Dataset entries
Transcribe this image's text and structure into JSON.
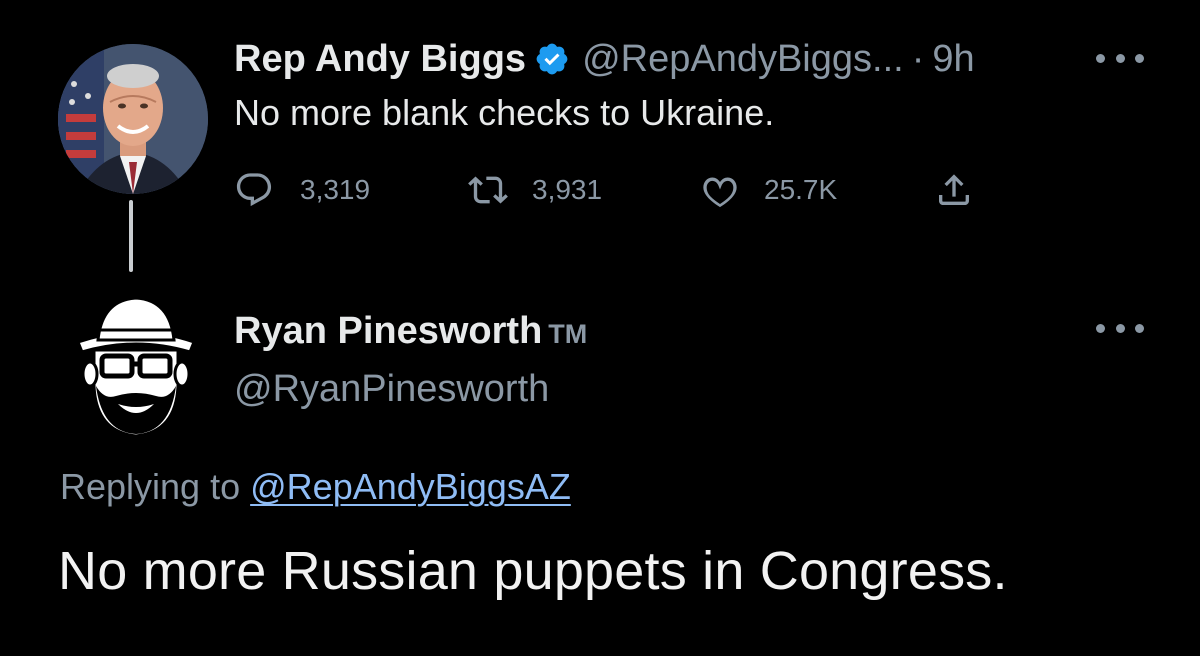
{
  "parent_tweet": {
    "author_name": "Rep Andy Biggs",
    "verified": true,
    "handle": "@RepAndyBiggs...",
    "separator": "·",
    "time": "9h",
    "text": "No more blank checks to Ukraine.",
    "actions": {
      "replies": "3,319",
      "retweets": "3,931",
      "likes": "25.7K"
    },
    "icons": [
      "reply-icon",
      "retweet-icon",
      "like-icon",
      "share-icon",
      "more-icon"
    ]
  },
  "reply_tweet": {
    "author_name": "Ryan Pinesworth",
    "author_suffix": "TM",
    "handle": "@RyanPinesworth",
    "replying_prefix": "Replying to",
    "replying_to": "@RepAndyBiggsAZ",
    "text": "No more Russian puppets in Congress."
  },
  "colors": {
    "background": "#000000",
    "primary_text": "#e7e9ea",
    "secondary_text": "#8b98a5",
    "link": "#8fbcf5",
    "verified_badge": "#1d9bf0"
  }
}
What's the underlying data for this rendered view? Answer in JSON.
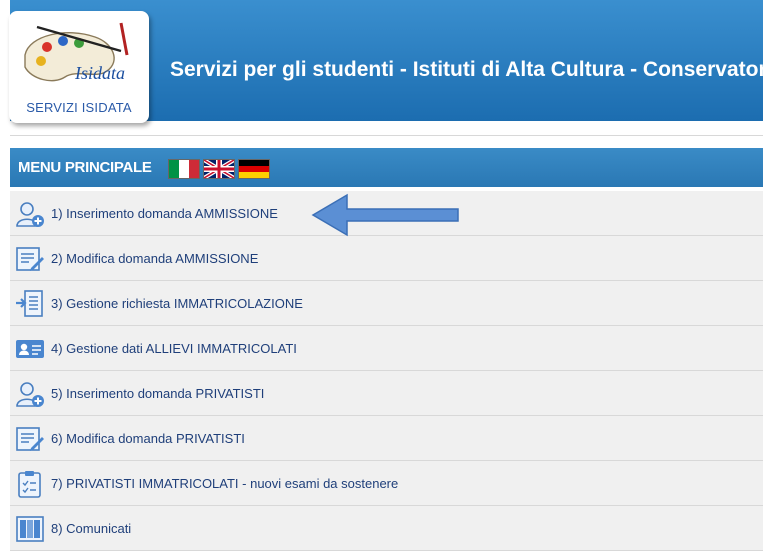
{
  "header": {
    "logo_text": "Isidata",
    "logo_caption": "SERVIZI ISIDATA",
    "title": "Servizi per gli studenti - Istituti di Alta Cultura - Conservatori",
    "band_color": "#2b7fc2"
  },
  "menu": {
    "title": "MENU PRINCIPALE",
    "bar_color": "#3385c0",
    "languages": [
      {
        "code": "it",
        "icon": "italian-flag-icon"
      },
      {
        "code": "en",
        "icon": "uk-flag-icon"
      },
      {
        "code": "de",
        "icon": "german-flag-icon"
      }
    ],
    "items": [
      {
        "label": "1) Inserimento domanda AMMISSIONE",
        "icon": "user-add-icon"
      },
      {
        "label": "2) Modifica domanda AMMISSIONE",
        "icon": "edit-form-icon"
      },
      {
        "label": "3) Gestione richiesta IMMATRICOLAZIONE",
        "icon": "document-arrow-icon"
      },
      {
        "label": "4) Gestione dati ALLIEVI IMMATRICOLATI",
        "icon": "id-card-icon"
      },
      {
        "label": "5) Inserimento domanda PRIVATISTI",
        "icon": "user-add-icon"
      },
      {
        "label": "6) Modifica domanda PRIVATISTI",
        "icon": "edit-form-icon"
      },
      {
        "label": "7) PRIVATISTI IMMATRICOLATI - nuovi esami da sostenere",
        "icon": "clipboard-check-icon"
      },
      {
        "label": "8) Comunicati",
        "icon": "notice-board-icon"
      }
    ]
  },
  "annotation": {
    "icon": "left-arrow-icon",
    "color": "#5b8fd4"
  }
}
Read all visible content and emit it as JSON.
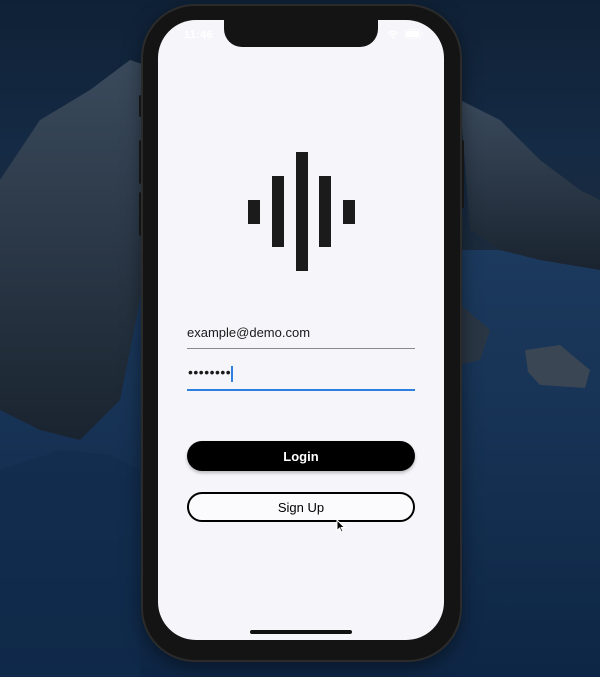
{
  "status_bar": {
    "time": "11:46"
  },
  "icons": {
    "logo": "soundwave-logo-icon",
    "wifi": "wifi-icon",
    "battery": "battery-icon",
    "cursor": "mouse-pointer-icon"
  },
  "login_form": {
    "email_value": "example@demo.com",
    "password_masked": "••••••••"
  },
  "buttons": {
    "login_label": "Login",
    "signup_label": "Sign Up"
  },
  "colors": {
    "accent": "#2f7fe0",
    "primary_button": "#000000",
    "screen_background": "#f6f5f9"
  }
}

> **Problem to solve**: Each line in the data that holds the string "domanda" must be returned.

> **Solution to this task**:
        "label": "1) Inserimento domanda AMMISSIONE",
        "label": "2) Modifica domanda AMMISSIONE",
        "label": "5) Inserimento domanda PRIVATISTI",
        "label": "6) Modifica domanda PRIVATISTI",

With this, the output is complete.